Sierra Leone’s President Julius Maada Bio signed a bill Friday that abolishes the death penalty in the country. The new law makes Sierra Leone the 23rd African country to officially abolish the death penalty.
Previously, the country’s legal regime allowed the death penalty for those convicted of murder, treason, mutiny, or aggravated robbery. Sierra Leone’s Criminal Procedure Acts also specified that the execution shall be by hanging or, in the case of court-martial, by firing squad.
In 2020, there were 39 death sentences. However, none of those executions were carried out. The last executions in the country were carried out in 1998.

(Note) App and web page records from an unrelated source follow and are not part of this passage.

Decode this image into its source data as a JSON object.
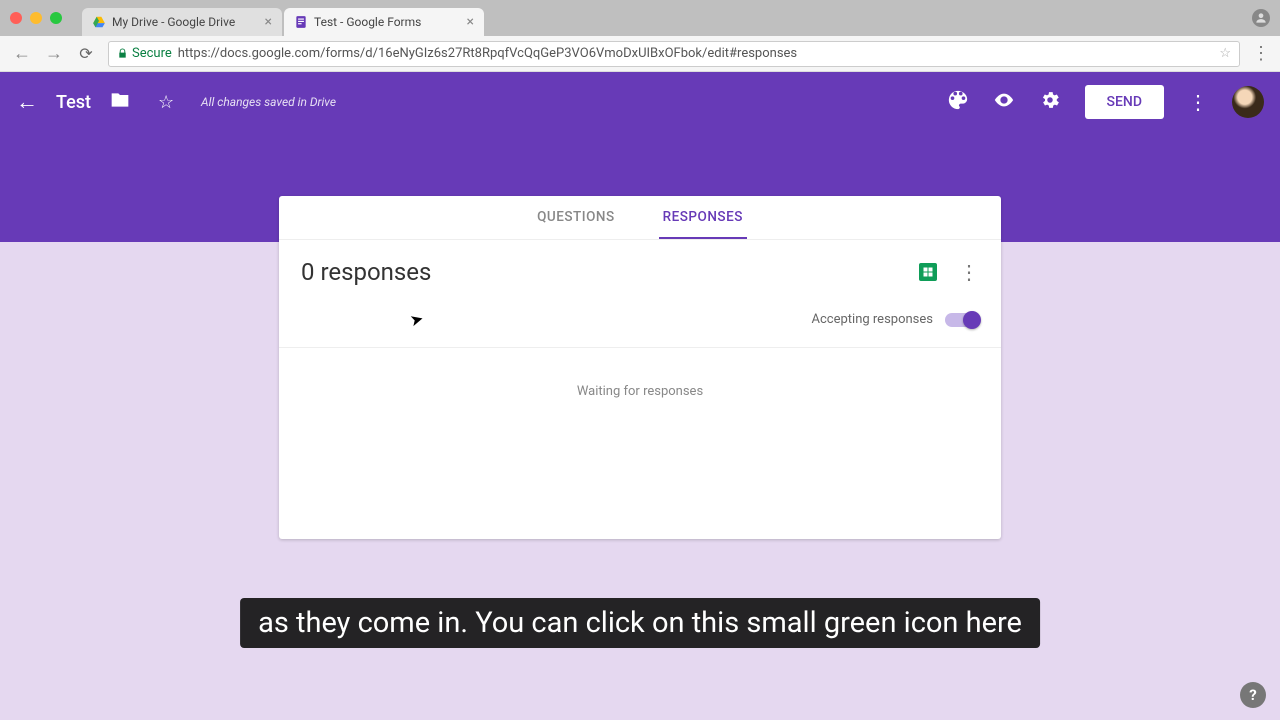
{
  "browser": {
    "tabs": [
      {
        "title": "My Drive - Google Drive"
      },
      {
        "title": "Test - Google Forms"
      }
    ],
    "secure_label": "Secure",
    "url": "https://docs.google.com/forms/d/16eNyGIz6s27Rt8RpqfVcQqGeP3VO6VmoDxUIBxOFbok/edit#responses"
  },
  "header": {
    "title": "Test",
    "saved": "All changes saved in Drive",
    "send": "SEND"
  },
  "tabs": {
    "questions": "QUESTIONS",
    "responses": "RESPONSES"
  },
  "responses": {
    "count_label": "0 responses",
    "accepting_label": "Accepting responses",
    "waiting": "Waiting for responses"
  },
  "caption": "as they come in. You can click on this small green icon here",
  "help": "?"
}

In February, President Maada officially gave the directives for the death penalty to be abolished. In July, the Parliament of Sierra Leone passed a bill abolishing the death penalty. That bill was then signed into law by President Maada on Friday.
On the abolition of the death penalty, President Maada tweeted:
With the abolition of the death penalty in Sierra Leone, we today assert our belief in the sanctity of life; affirm every citizen’s constitutional right to life; and, commit ourselves to a future of great optimism, social justice, and respect for all persons.